═════ RAW DATA ═════

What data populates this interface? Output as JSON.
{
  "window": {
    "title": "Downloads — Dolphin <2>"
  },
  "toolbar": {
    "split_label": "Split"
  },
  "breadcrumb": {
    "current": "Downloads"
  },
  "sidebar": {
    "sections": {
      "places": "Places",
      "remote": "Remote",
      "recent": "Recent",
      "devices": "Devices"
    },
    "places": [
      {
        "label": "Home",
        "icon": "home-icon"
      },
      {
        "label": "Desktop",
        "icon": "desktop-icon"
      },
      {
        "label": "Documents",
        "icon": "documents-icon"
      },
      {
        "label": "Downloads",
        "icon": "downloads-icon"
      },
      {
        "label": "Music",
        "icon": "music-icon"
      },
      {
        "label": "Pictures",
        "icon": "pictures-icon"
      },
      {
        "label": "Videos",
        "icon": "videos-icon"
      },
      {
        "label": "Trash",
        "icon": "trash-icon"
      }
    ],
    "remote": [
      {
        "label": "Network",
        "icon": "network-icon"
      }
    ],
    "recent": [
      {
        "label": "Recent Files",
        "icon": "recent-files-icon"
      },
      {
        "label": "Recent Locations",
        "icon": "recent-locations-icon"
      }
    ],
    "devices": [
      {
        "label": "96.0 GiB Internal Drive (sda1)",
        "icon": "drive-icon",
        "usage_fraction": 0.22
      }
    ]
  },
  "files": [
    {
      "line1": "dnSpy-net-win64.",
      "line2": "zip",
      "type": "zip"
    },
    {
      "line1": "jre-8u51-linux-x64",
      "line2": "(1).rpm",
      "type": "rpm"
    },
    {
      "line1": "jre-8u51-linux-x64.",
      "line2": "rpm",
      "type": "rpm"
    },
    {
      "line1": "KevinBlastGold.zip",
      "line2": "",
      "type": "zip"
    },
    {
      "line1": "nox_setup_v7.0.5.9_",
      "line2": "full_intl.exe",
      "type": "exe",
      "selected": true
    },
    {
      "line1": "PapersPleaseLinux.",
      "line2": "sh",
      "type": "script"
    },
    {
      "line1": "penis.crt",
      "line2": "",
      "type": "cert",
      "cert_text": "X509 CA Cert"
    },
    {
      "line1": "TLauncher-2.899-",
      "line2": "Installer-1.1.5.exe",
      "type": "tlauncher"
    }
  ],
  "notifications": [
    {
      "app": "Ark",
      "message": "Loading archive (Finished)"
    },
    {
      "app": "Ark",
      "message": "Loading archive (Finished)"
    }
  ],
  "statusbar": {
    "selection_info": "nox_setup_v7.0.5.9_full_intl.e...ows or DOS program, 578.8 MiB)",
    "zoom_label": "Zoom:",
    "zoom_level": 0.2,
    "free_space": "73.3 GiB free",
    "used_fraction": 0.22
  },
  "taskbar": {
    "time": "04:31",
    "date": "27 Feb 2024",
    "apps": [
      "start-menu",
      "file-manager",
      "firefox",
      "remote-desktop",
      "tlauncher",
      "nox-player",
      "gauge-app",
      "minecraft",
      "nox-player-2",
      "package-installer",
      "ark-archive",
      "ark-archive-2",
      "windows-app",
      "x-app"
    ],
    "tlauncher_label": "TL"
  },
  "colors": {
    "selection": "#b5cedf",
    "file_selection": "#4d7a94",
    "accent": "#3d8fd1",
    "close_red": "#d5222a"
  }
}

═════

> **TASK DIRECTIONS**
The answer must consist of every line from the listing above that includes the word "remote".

> **RESULT OF THE TASK**
      "remote": "Remote",
    "remote": [
      "remote-desktop",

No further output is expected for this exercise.